■ **EXTRACTED INFORMATION**
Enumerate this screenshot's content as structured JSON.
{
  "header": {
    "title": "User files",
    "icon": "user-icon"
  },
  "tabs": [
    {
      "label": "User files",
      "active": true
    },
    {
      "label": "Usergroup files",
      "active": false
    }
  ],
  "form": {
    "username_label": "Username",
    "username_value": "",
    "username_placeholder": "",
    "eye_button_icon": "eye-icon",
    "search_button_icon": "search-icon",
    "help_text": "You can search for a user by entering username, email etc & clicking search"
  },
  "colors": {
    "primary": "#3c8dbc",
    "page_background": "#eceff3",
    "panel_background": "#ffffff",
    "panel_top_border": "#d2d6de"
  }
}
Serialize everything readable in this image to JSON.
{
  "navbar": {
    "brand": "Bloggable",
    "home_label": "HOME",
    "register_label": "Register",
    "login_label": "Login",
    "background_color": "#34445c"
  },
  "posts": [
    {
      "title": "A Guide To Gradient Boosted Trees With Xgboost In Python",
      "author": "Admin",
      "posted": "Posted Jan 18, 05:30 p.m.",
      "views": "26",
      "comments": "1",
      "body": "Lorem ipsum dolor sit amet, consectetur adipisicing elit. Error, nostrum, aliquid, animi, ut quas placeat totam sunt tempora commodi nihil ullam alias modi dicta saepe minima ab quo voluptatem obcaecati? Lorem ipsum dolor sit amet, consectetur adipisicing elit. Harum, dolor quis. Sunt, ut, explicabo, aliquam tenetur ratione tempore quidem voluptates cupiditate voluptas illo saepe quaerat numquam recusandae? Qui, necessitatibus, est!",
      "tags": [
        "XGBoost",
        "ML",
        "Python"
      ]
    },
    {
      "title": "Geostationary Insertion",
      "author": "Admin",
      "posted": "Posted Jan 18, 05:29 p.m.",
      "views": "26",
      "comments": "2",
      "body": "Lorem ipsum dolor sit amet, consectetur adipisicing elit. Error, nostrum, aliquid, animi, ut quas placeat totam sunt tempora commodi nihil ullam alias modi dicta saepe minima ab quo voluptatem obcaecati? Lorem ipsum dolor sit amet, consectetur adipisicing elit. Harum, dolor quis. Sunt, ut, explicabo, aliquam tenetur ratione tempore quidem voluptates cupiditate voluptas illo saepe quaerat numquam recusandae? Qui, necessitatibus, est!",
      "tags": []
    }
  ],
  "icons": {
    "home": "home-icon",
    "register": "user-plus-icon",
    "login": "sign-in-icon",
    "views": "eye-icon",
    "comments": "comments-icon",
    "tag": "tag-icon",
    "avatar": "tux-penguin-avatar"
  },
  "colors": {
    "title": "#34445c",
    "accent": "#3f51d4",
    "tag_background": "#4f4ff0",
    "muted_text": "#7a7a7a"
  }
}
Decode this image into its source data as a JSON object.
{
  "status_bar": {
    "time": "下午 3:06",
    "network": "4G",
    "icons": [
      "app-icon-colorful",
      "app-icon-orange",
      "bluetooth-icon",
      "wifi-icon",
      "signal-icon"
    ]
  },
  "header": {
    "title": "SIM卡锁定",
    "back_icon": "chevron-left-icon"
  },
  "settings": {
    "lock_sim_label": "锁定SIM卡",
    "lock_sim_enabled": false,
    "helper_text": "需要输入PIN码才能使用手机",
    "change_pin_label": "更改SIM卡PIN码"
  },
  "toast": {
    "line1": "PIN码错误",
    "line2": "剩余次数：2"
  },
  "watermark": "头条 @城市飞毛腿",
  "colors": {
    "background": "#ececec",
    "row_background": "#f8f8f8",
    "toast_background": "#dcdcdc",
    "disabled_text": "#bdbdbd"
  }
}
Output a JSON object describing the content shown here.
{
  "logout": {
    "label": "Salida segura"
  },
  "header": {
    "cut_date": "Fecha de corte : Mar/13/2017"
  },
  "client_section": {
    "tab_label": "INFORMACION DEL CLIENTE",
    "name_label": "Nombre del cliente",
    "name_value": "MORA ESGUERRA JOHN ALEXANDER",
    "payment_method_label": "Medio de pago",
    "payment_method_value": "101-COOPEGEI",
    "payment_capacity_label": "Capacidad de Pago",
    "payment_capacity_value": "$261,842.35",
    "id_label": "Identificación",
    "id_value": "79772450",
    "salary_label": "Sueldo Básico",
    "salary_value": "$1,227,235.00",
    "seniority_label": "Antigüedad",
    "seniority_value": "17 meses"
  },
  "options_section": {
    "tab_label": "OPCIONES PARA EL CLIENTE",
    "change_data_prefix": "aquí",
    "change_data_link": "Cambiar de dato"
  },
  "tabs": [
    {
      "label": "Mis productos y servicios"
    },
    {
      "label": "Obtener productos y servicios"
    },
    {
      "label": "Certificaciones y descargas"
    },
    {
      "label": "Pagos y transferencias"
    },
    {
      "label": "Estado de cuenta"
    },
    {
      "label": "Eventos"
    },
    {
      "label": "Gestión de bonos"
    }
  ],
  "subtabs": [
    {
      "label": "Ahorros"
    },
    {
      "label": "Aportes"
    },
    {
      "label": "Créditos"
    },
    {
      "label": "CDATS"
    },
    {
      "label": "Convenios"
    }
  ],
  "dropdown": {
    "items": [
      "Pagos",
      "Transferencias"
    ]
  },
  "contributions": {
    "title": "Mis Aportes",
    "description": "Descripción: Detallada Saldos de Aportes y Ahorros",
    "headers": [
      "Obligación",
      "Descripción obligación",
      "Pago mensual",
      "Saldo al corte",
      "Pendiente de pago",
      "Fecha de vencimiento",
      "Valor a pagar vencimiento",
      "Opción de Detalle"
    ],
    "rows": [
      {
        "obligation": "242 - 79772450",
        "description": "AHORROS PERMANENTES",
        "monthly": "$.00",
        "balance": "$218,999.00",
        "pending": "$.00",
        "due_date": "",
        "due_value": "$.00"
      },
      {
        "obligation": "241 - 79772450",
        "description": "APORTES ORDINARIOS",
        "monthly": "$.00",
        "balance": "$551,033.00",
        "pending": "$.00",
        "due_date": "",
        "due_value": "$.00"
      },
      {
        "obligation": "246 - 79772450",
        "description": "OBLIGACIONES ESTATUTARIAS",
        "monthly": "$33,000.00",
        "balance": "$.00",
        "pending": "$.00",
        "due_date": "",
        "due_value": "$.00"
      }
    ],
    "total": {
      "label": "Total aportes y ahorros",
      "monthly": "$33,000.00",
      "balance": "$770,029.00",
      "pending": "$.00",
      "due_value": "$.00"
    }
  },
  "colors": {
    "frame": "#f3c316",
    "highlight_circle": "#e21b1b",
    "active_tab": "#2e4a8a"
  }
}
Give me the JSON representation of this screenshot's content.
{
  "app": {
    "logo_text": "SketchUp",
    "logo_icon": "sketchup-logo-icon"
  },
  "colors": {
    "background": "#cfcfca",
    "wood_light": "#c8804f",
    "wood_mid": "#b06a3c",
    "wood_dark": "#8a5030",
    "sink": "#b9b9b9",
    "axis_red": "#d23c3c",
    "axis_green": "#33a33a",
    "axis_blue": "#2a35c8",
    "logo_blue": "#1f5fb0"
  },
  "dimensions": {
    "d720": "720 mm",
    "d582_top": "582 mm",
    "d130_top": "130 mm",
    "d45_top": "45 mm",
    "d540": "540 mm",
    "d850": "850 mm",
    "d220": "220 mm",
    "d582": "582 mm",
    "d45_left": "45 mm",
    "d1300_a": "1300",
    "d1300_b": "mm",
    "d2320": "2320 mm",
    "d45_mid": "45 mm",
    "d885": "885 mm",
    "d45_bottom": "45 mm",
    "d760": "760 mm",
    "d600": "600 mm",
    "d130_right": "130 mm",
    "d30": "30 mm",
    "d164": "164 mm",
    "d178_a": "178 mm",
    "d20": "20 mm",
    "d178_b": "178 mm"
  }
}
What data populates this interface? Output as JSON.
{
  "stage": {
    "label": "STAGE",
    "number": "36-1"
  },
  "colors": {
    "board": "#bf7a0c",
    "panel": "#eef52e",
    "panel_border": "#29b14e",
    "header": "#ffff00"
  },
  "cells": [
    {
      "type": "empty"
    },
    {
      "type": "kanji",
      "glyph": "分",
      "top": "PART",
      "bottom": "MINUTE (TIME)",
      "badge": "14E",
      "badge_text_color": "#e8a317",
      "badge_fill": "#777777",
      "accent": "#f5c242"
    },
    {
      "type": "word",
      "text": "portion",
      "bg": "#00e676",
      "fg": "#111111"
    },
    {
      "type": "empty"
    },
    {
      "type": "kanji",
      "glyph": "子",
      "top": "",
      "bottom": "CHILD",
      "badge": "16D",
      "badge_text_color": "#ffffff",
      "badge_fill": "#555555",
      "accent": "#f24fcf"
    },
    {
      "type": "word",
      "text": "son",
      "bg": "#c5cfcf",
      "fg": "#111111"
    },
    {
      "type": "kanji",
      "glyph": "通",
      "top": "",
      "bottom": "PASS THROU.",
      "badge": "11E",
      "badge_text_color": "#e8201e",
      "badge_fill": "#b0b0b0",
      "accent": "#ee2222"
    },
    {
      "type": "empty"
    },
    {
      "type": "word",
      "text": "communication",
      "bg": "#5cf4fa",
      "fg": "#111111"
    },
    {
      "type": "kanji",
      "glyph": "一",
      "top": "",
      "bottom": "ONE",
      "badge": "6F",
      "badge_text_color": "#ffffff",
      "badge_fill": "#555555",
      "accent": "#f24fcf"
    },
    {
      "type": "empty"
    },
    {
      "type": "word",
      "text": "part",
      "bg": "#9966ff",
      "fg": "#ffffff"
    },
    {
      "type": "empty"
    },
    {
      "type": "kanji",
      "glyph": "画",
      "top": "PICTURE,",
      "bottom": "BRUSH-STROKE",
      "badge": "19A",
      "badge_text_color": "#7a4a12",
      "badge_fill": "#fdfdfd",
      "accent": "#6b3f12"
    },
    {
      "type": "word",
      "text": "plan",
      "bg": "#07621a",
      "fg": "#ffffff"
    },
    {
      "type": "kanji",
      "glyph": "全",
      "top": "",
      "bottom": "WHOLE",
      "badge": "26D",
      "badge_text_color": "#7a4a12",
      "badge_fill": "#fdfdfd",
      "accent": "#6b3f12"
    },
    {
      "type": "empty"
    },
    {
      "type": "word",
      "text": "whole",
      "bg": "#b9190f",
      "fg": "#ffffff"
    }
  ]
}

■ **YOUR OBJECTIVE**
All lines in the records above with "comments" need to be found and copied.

■ **ANSWER TO THE PROBLEM**
      "comments": "1",
      "comments": "2",
    "comments": "comments-icon",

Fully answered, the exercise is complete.